convincing evidence of this is the identification of a cluster of case-patients
with this strain of M tuberculosis dating back to
1992.15 Although this strain appears to be
endemic in this community, most of the patients with disease from this strain
were recently infected. Therefore, the presence of an endemic strain of M tuberculosis does not preclude the possibility that disease
from the strain is due to recent infection.
There are limitations to this study. First, these results do not tell
us how well the program actually performed in contact investigation activities,
it only tells us about the cases that develop from gaps in contact investigation
activities. We also cannot determine the number of cases prevented because
of current activities. A control group of case-patients would be needed to
determine this. Second, we could not evaluate all factors contributing to

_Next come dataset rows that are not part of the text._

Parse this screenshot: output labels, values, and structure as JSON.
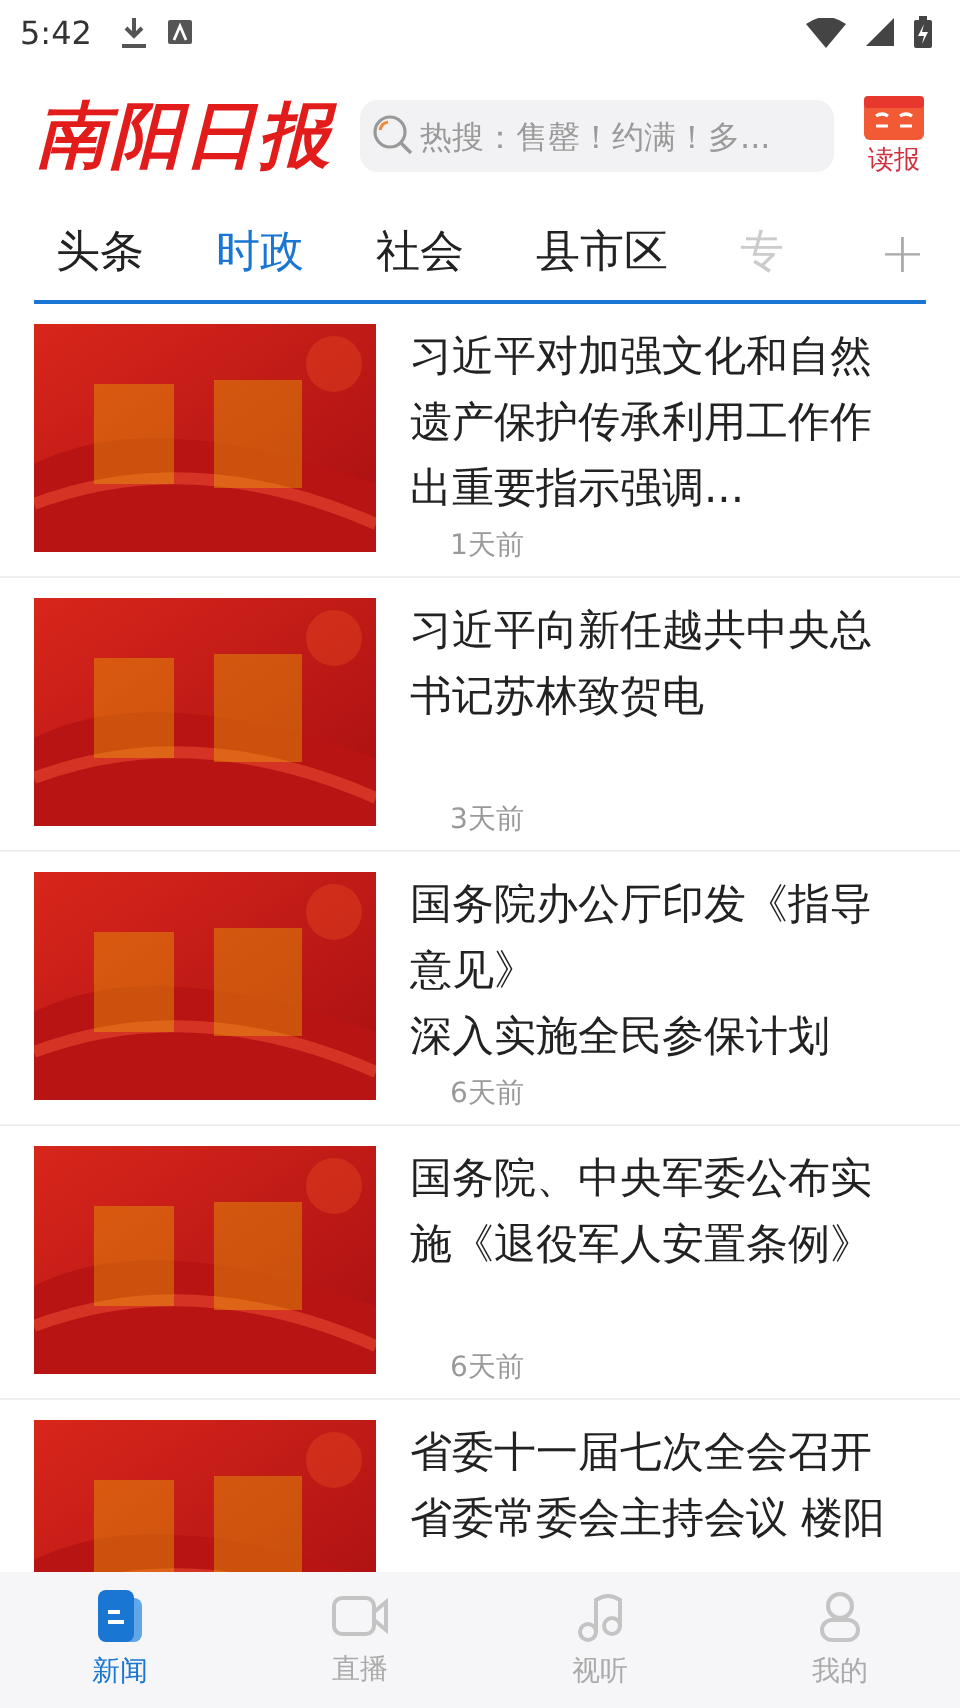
{
  "status_bar": {
    "time": "5:42"
  },
  "header": {
    "logo": "南阳日报",
    "search": {
      "placeholder": "热搜：售罄！约满！多..."
    },
    "read_paper": {
      "label": "读报"
    }
  },
  "tabs": [
    {
      "label": "头条",
      "selected": false
    },
    {
      "label": "时政",
      "selected": true
    },
    {
      "label": "社会",
      "selected": false
    },
    {
      "label": "县市区",
      "selected": false
    },
    {
      "label": "专",
      "selected": false,
      "faded": true
    }
  ],
  "add_tab": "+",
  "news": [
    {
      "title": "习近平对加强文化和自然遗产保护传承利用工作作出重要指示强调...",
      "time": "1天前"
    },
    {
      "title": "习近平向新任越共中央总书记苏林致贺电",
      "time": "3天前"
    },
    {
      "title": "国务院办公厅印发《指导意见》",
      "subtitle": "深入实施全民参保计划",
      "time": "6天前"
    },
    {
      "title": "国务院、中央军委公布实施《退役军人安置条例》",
      "time": "6天前"
    },
    {
      "title": "省委十一届七次全会召开省委常委会主持会议 楼阳"
    }
  ],
  "bottom_nav": [
    {
      "label": "新闻",
      "selected": true
    },
    {
      "label": "直播",
      "selected": false
    },
    {
      "label": "视听",
      "selected": false
    },
    {
      "label": "我的",
      "selected": false
    }
  ]
}
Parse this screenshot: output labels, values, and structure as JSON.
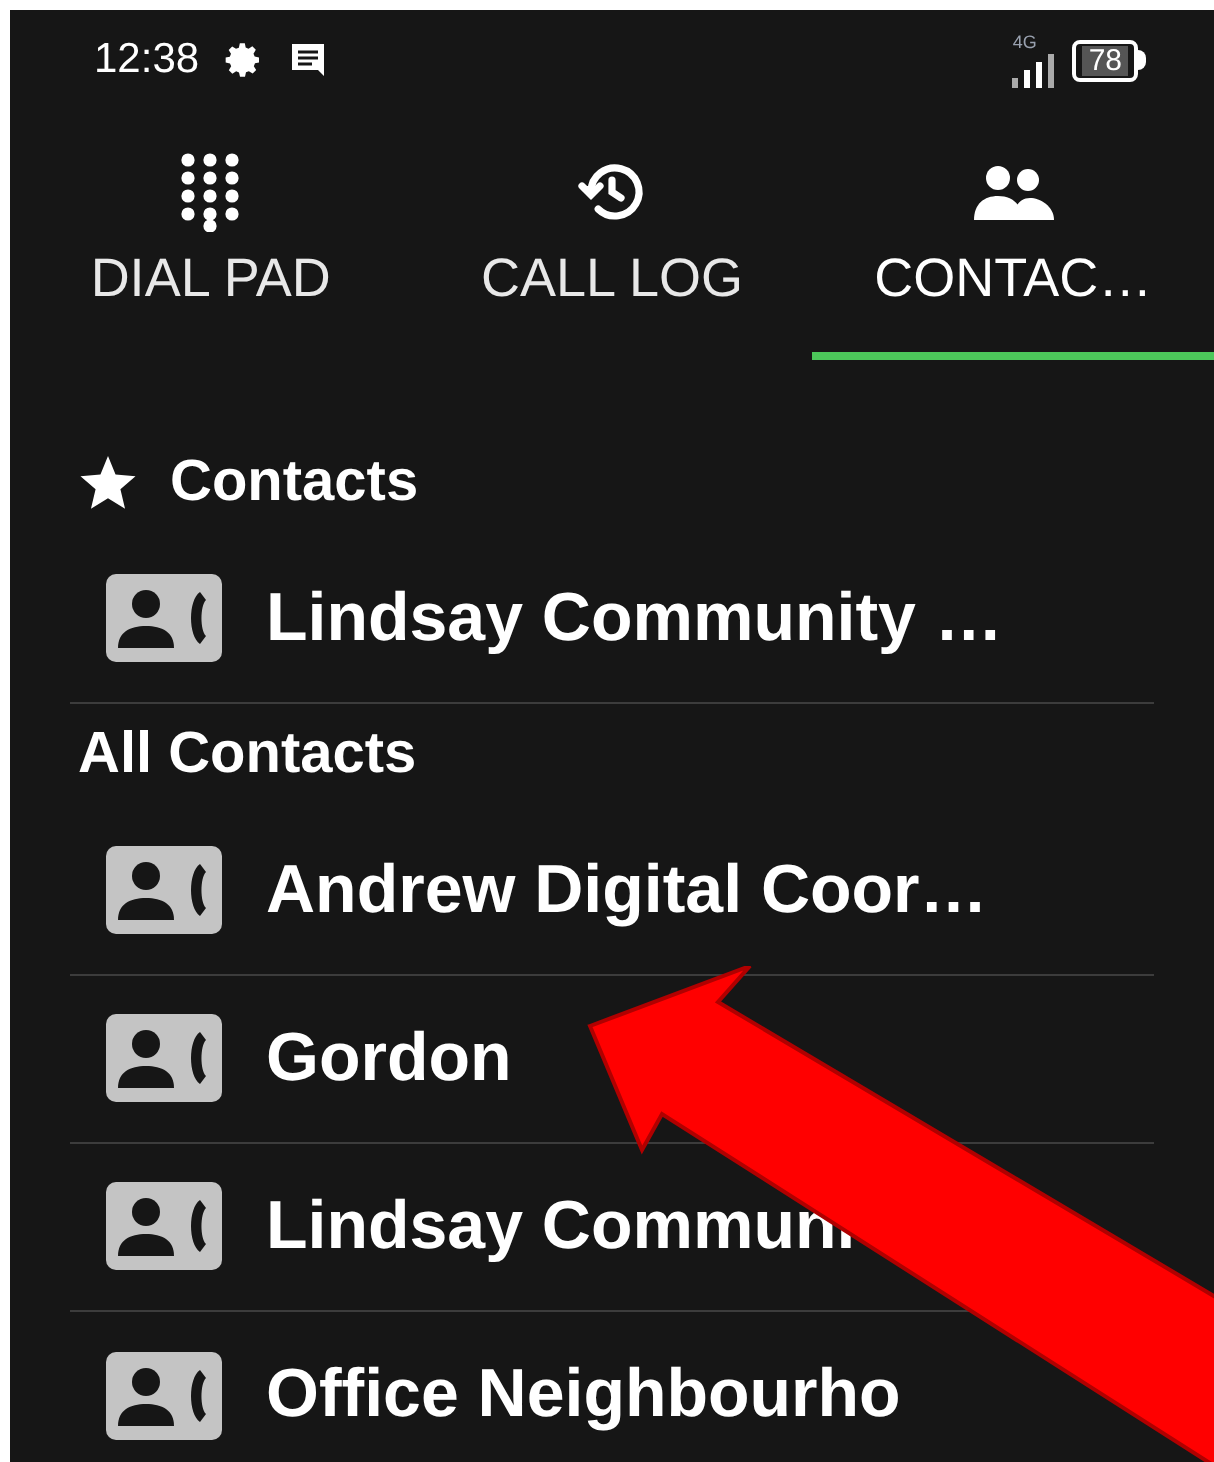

the successful propagation of this strain of M tuberculosis. The organism's virulence or the genetic susceptibility of individuals
to TB may play a part in the successful propagation of the strain of M tuberculosis.24,25
Neither of these factors was assessed. Third, we cannot be certain that case-patients
with epidemiological linkages to this strain of M tuberculosis, but without culture confirmation, were infected by the same strain.
A recent study found that a third of the TB case-patients with epidemiological
linkages were infected with a different strain of M tuberculosis.26 However, case-patients born in the
United States (as with our study population) were more likely to have the
same strain. In addition, the high number of pediatric case-patients among
the culture-unconfirmed case-patients also increases the likelihood that these
case-patients were infected by the same strain. Fourth, the epidemiology of
TB tends to vary from location to location. Therefore our results may not
be generalizable to all communities in which there is ongoing transmission
of M tuberculosis. However, the methods used in this
study can be used to determine why disease due to recent infection continues
to occur in other communities.
Our results are consistent with molecular epidemiological studies from
TB control programs in San Francisco and Baltimore, Md.7,27
These studies found that even when the treatment completion rate for TB is
high and contact investigation is performed, disease due to ongoing transmission
could not be eliminated and, in fact, accounted for a substantial proportion
of cases. Our results extend these findings by identifying key reasons for
the development of TB. Unless we can identify cases earlier and elicit a complete
list of contacts, we will not be able to eliminate TB from ongoing transmission
of M tuberculosis in this and likely other communities
using currently available tools.